There are hundreds of state primary and secondary schools where Muslim pupils are in majority. In my opinion all such schools may be opted out to become Muslim Academies. This mean the Muslim children will get a decent education. Muslim schools turned out balanced citizens, more tolerant of others and less likely to succumb to criminality or extremism. Muslim schools give young people confidence in who they are and an understanding of Islam’s teaching of tolerance and respect which prepares them for a positive and fulfilling role in society.
None of 7/7 bombers and British Muslim youths who are in Syria and Iraq are the product of Muslim schools. They are the product of British schooling which is the home of institutional racism with chicken racist native teachers. It is absurd to believe that Muslim schools, Imams and Masajid teach Muslim children anti-Semitic, homophobic and anti-western views. It is dangerously deceptive and misleading to address text books and discuss them out of their historical, cultural and linguistic context.

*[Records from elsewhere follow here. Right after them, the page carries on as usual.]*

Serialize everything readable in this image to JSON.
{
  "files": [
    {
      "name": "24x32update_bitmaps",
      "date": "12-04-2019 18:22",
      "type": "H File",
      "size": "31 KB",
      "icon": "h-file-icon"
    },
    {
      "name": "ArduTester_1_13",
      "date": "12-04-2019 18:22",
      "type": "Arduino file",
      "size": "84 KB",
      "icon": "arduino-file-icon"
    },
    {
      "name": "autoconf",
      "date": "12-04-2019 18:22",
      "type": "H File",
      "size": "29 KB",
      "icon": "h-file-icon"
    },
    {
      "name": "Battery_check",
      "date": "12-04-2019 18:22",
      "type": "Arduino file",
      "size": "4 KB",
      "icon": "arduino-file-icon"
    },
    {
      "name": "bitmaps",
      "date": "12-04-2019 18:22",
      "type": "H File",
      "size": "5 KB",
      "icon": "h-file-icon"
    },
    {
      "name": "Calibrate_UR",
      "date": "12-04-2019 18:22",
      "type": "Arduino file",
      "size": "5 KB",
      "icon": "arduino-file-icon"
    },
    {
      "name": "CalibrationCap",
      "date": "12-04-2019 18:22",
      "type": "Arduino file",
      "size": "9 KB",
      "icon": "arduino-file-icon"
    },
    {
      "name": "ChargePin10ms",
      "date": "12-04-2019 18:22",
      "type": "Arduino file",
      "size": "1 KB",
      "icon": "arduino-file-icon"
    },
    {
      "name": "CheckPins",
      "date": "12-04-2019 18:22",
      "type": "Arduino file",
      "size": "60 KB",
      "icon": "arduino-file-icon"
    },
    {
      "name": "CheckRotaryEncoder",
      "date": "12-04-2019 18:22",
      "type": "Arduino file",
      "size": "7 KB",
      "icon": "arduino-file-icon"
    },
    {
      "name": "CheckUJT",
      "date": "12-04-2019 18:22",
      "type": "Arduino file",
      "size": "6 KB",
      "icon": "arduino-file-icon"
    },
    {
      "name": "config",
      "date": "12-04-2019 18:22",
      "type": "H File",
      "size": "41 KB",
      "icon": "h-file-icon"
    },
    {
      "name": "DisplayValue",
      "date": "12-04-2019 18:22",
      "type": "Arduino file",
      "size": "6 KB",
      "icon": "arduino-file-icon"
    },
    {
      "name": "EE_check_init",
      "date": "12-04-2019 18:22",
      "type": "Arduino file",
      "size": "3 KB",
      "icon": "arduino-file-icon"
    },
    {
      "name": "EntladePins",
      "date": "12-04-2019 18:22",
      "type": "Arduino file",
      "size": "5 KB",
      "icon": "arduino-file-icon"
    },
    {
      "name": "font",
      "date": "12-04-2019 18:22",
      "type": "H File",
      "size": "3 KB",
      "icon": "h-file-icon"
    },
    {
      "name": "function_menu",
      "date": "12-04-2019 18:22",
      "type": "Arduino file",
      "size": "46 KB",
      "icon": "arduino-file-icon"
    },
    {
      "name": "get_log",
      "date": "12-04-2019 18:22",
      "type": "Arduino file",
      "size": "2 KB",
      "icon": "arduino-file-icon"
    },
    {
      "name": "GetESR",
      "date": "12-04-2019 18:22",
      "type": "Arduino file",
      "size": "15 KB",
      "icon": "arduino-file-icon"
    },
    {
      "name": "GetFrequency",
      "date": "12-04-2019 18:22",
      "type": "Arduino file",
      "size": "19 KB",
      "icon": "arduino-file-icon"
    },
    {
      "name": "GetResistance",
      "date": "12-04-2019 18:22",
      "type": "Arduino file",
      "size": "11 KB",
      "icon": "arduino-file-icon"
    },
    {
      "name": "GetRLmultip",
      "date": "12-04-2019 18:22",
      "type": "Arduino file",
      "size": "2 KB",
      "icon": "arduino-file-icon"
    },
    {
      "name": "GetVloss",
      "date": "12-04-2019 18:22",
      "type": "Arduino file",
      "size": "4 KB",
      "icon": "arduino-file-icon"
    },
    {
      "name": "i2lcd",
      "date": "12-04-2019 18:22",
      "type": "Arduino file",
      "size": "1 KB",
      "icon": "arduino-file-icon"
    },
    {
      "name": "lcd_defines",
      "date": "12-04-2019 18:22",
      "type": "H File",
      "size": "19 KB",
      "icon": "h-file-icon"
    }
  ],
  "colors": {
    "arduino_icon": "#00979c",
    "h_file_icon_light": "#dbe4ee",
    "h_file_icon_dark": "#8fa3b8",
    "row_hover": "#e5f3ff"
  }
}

What you describe is wishful thinking. But in reality, we Muslims perform acts like we live in an age-of-ignorance.
We make up around 3-4% of the British population, yet in prisons Muslims make up around 15% of the population. There is something seriously wrong here There is no action plan by an Muslim organisation to gradually address this issue. In reality if there were 3-4% Muslims in prison we should be ashamed. This type of figure is mocking God’s guidance – we are failing badly.

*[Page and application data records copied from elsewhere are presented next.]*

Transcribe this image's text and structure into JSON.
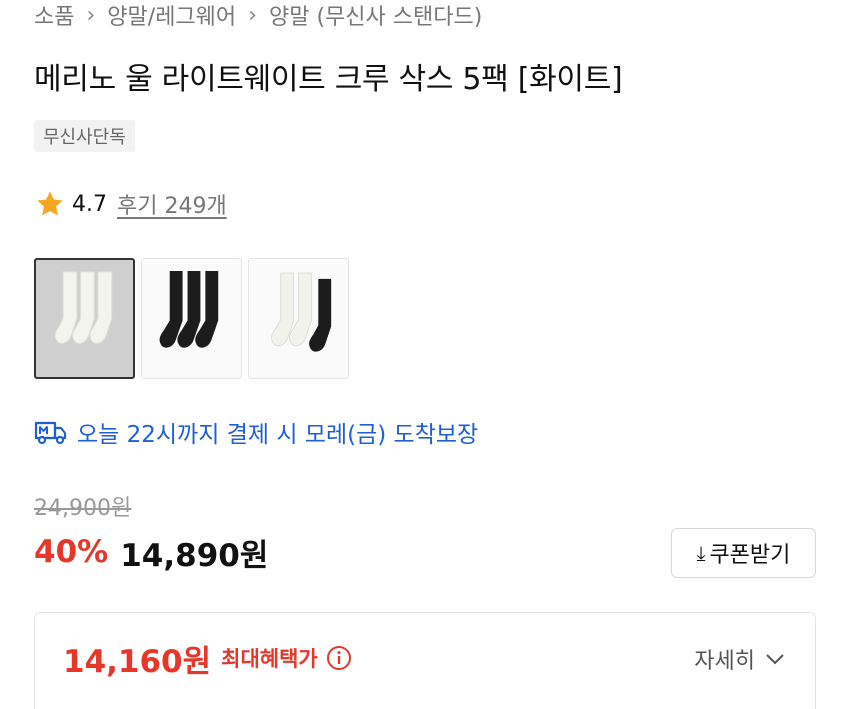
{
  "breadcrumb": [
    "소품",
    "양말/레그웨어",
    "양말 (무신사 스탠다드)"
  ],
  "product": {
    "title": "메리노 울 라이트웨이트 크루 삭스 5팩 [화이트]",
    "badge": "무신사단독",
    "rating": "4.7",
    "reviews": "후기 249개"
  },
  "thumbnails": [
    {
      "name": "white-socks",
      "selected": true
    },
    {
      "name": "black-socks",
      "selected": false
    },
    {
      "name": "mixed-socks",
      "selected": false
    }
  ],
  "delivery": {
    "text": "오늘 22시까지 결제 시 모레(금) 도착보장",
    "icon": "truck-icon",
    "color": "#1f5fd6"
  },
  "pricing": {
    "original": "24,900원",
    "discount": "40%",
    "price": "14,890원",
    "coupon_label": "쿠폰받기",
    "accent": "#e5372a"
  },
  "benefit": {
    "price": "14,160원",
    "label": "최대혜택가",
    "detail": "자세히"
  }
}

Then there are the incidents in Rochdale, Rotherham and other towns where Muslims, young and old, abuse young white girls for instant gratification, forgetting that these young white girls are their blood cousins, if they took a moment to think about the Adam and Eve. In fact there is a documentary on Discovery channel or Nat Geo channel called Eve. Scientists sampled mitochondrial DNA for every race on the planet and found we all come from one root mother. These types incidents occur with non Muslim groups but the media latch onto the Muslims because we are the current boogie man. Having said that, Muslims have been given guidance but act like the lowest of lifeforms – whats wrong with us?
Your message seems to say, non Islamic schooling is bad and Islamic schooling is good. If you were talking about the Golden age of Islam, there would be very few who would argue you with you. But today’s Muslim schools are delivering mixed performance levels – from the best to the worst. In 10th century Cordoba, there are 50 hospitals for 1 million people. They had many pharmacies in the city. There would be a quality controller who would check the consistency of the medicines delivered by each pharmacy. I wonder if the Islamic schools have a quality control system today to check for consistent delivery?
Also, your assertion that most British schools are racist and the teachers are racists is mainly incorrect. Yes, you will get some schools and teachers who are, but the majority will not be racist. In fact, the reverse seems to be the case, many Muslims seem to be under the impression we are the “chosen people”, therefor superior to non-Muslims. This superiority complex attitude was not advised for us.